* _Your task_: Scan the data beneath this task and copy each line that includes "stages".
* * * * *
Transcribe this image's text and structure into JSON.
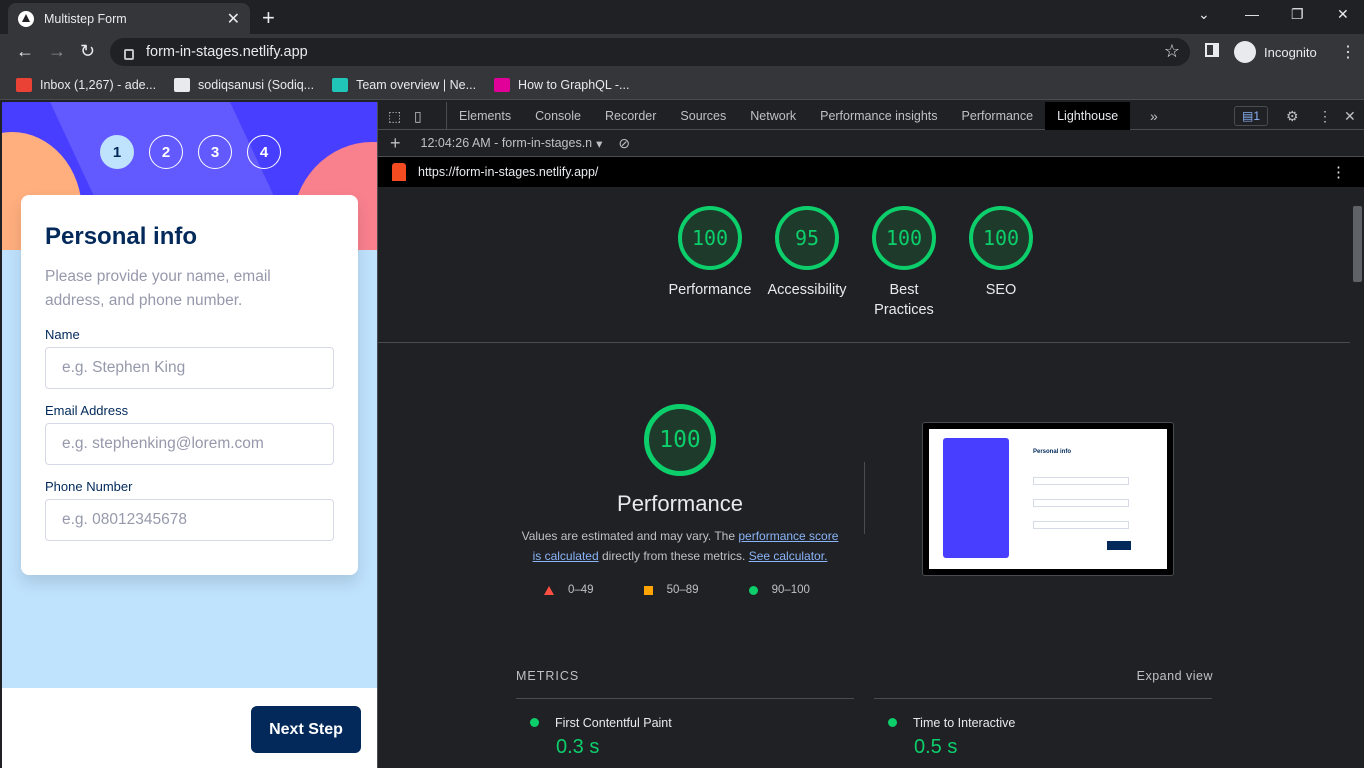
{
  "browser": {
    "tab_title": "Multistep Form",
    "url": "form-in-stages.netlify.app",
    "profile": "Incognito",
    "bookmarks": [
      {
        "label": "Inbox (1,267) - ade...",
        "icon": "gmail-icon",
        "color": "#ea4335"
      },
      {
        "label": "sodiqsanusi (Sodiq...",
        "icon": "github-icon",
        "color": "#e8eaed"
      },
      {
        "label": "Team overview | Ne...",
        "icon": "netlify-icon",
        "color": "#20c6b7"
      },
      {
        "label": "How to GraphQL -...",
        "icon": "graphql-icon",
        "color": "#e10098"
      }
    ]
  },
  "form": {
    "steps": [
      "1",
      "2",
      "3",
      "4"
    ],
    "title": "Personal info",
    "subtitle": "Please provide your name, email address, and phone number.",
    "fields": [
      {
        "label": "Name",
        "placeholder": "e.g. Stephen King"
      },
      {
        "label": "Email Address",
        "placeholder": "e.g. stephenking@lorem.com"
      },
      {
        "label": "Phone Number",
        "placeholder": "e.g. 08012345678"
      }
    ],
    "next_label": "Next Step"
  },
  "devtools": {
    "tabs": [
      "Elements",
      "Console",
      "Recorder",
      "Sources",
      "Network",
      "Performance insights",
      "Performance",
      "Lighthouse"
    ],
    "active_tab": "Lighthouse",
    "issues_count": "1",
    "report_time": "12:04:26 AM - form-in-stages.n",
    "report_url": "https://form-in-stages.netlify.app/"
  },
  "report": {
    "scores": [
      {
        "value": "100",
        "label": "Performance"
      },
      {
        "value": "95",
        "label": "Accessibility"
      },
      {
        "value": "100",
        "label": "Best Practices"
      },
      {
        "value": "100",
        "label": "SEO"
      }
    ],
    "perf_score": "100",
    "perf_title": "Performance",
    "desc_start": "Values are estimated and may vary. The ",
    "desc_link1": "performance score is calculated",
    "desc_mid": " directly from these metrics. ",
    "desc_link2": "See calculator.",
    "legend": [
      "0–49",
      "50–89",
      "90–100"
    ],
    "metrics_label": "METRICS",
    "expand_label": "Expand view",
    "metrics": [
      {
        "name": "First Contentful Paint",
        "value": "0.3 s"
      },
      {
        "name": "Time to Interactive",
        "value": "0.5 s"
      }
    ],
    "thumb_title": "Personal info"
  },
  "colors": {
    "pass": "#0cce6b",
    "average": "#ffa400",
    "fail": "#ff4e42",
    "marine": "#02295a",
    "purple": "#483eff"
  }
}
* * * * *
* _Solution to this exercise_:
    "url": "form-in-stages.netlify.app",
    "report_time": "12:04:26 AM - form-in-stages.n",
    "report_url": "https://form-in-stages.netlify.app/"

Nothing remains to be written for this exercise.